Here is a block of records. Copy every line in it that includes "JSON".

*** Opening of EXERCISE MATERIALS ***

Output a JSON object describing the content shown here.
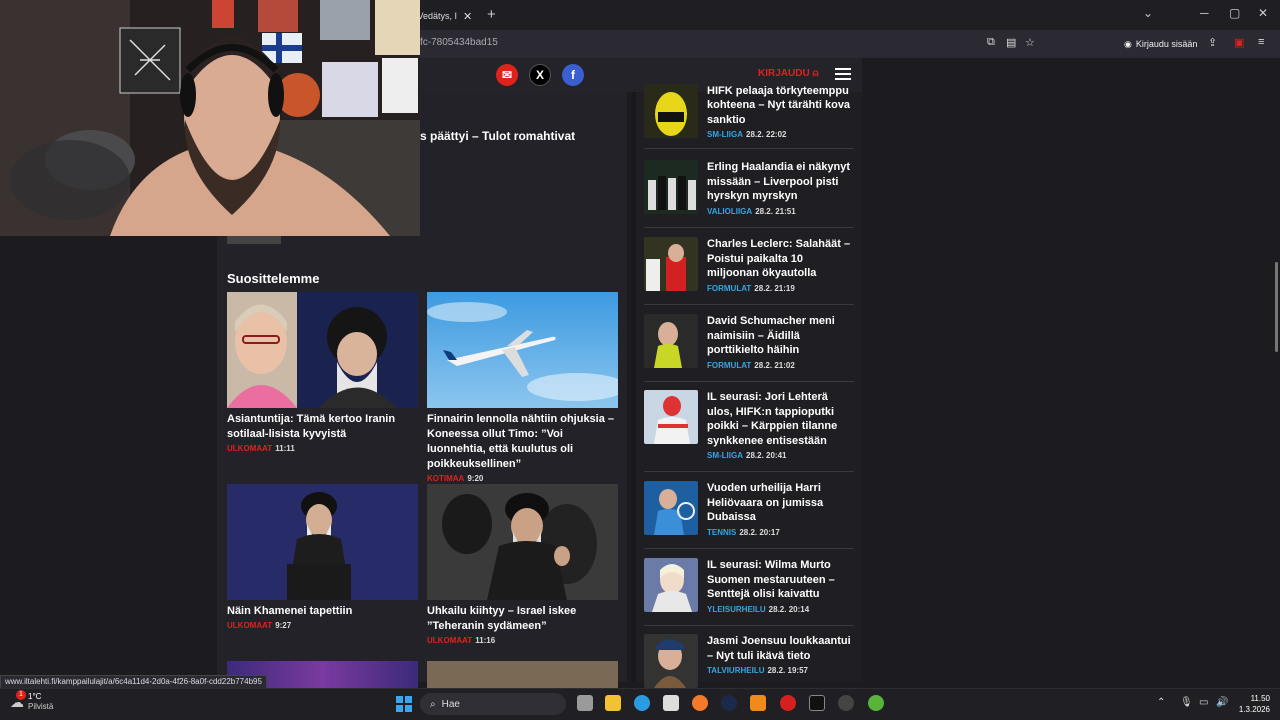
{
  "browser": {
    "tab_title": "a Vedätys, I",
    "tab_close": "✕",
    "new_tab": "+",
    "url": "fc-7805434bad15",
    "sign_in": "Kirjaudu sisään",
    "win_min": "─",
    "win_max": "▢",
    "win_close": "✕"
  },
  "site": {
    "login_label": "KIRJAUDU",
    "partial_headline": "s päättyi – Tulot romahtivat",
    "section_title": "Suosittelemme",
    "share_x": "X",
    "share_fb": "f",
    "share_mail": "✉"
  },
  "cards": [
    {
      "title": "Asiantuntija: Tämä kertoo Iranin sotilaal-lisista kyvyistä",
      "category": "ULKOMAAT",
      "time": "11:11"
    },
    {
      "title": "Finnairin lennolla nähtiin ohjuksia – Koneessa ollut Timo: ”Voi luonnehtia, että kuulutus oli poikkeuksellinen”",
      "category": "KOTIMAA",
      "time": "9:20"
    },
    {
      "title": "Näin Khamenei tapettiin",
      "category": "ULKOMAAT",
      "time": "9:27"
    },
    {
      "title": "Uhkailu kiihtyy – Israel iskee ”Teheranin sydämeen”",
      "category": "ULKOMAAT",
      "time": "11:16"
    }
  ],
  "sidebar": [
    {
      "title": "HIFK pelaaja törkyteemppu kohteena – Nyt tärähti kova sanktio",
      "category": "SM-LIIGA",
      "time": "28.2. 22:02"
    },
    {
      "title": "Erling Haalandia ei näkynyt missään – Liverpool pisti hyrskyn myrskyn",
      "category": "VALIOLIIGA",
      "time": "28.2. 21:51"
    },
    {
      "title": "Charles Leclerc: Salahäät – Poistui paikalta 10 miljoonan ökyautolla",
      "category": "FORMULAT",
      "time": "28.2. 21:19"
    },
    {
      "title": "David Schumacher meni naimisiin – Äidillä porttikielto häihin",
      "category": "FORMULAT",
      "time": "28.2. 21:02"
    },
    {
      "title": "IL seurasi: Jori Lehterä ulos, HIFK:n tappioputki poikki – Kärppien tilanne synkkenee entisestään",
      "category": "SM-LIIGA",
      "time": "28.2. 20:41"
    },
    {
      "title": "Vuoden urheilija Harri Heliövaara on jumissa Dubaissa",
      "category": "TENNIS",
      "time": "28.2. 20:17"
    },
    {
      "title": "IL seurasi: Wilma Murto Suomen mestaruuteen – Senttejä olisi kaivattu",
      "category": "YLEISURHEILU",
      "time": "28.2. 20:14"
    },
    {
      "title": "Jasmi Joensuu loukkaantui – Nyt tuli ikävä tieto",
      "category": "TALVIURHEILU",
      "time": "28.2. 19:57"
    }
  ],
  "status_url": "www.iltalehti.fi/kamppailulajit/a/6c4a11d4-2d0a-4f26-8a0f-cdd22b774b95",
  "taskbar": {
    "temp": "1°C",
    "weather_desc": "Pilvistä",
    "search_placeholder": "Hae",
    "time": "11.50",
    "date": "1.3.2026",
    "weather_badge": "1"
  },
  "colors": {
    "accent_red": "#e0221c",
    "sport_blue": "#35a6e0",
    "page_bg": "#1c1b1f"
  }
}
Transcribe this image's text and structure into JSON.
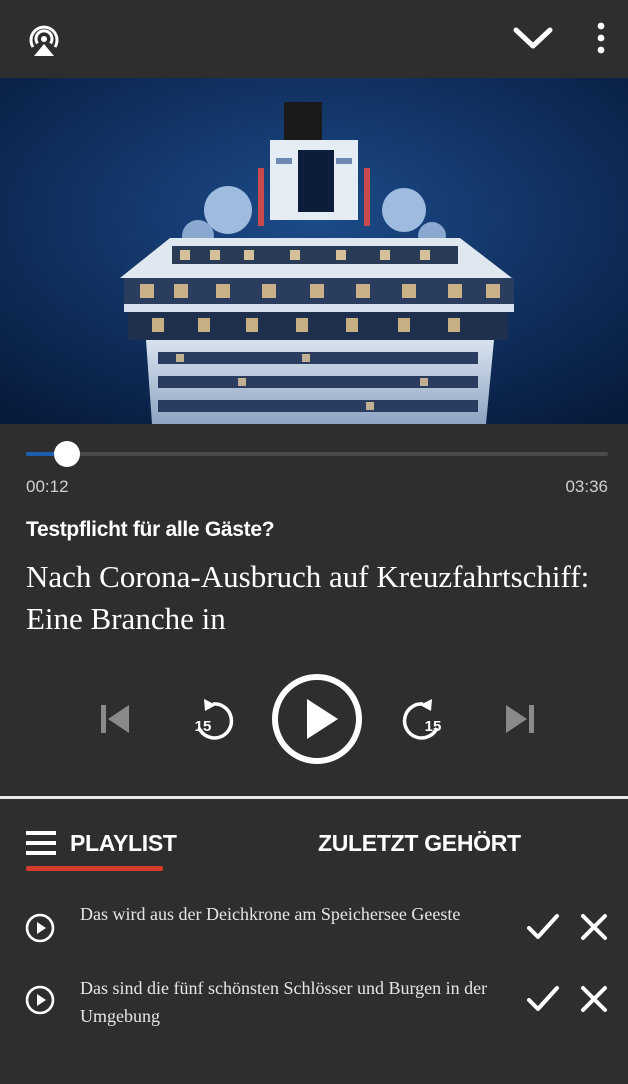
{
  "player": {
    "current_time": "00:12",
    "duration": "03:36",
    "progress_fraction": 0.07,
    "kicker": "Testpflicht für alle Gäste?",
    "headline": "Nach Corona-Ausbruch auf Kreuzfahrtschiff: Eine Branche in",
    "skip_seconds": "15"
  },
  "tabs": {
    "playlist": "PLAYLIST",
    "recent": "ZULETZT GEHÖRT"
  },
  "playlist": [
    {
      "title": "Das wird aus der Deichkrone am Speichersee Geeste"
    },
    {
      "title": "Das sind die fünf schönsten Schlösser und Burgen in der Umgebung"
    }
  ],
  "icons": {
    "airplay": "airplay-icon",
    "collapse": "chevron-down-icon",
    "menu": "more-vertical-icon",
    "previous": "skip-previous-icon",
    "rewind": "rewind-15-icon",
    "play": "play-icon",
    "forward": "forward-15-icon",
    "next": "skip-next-icon",
    "hamburger": "hamburger-icon",
    "item_play": "play-circle-icon",
    "done": "check-icon",
    "remove": "close-icon"
  },
  "colors": {
    "background": "#2e2e2e",
    "progress_fill": "#1d5fae",
    "tab_underline": "#d53b28"
  }
}
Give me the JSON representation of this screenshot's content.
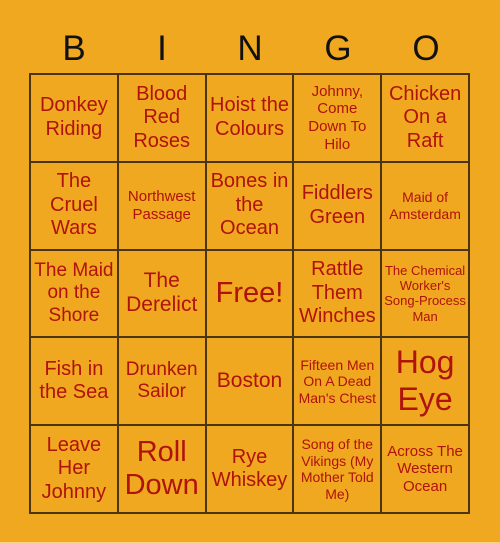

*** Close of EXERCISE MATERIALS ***

WRITTEN RESPONSE:
Output a JSON object describing the content shown here.
Transcribe this image's text and structure into JSON.
Give me the JSON representation of this screenshot's content.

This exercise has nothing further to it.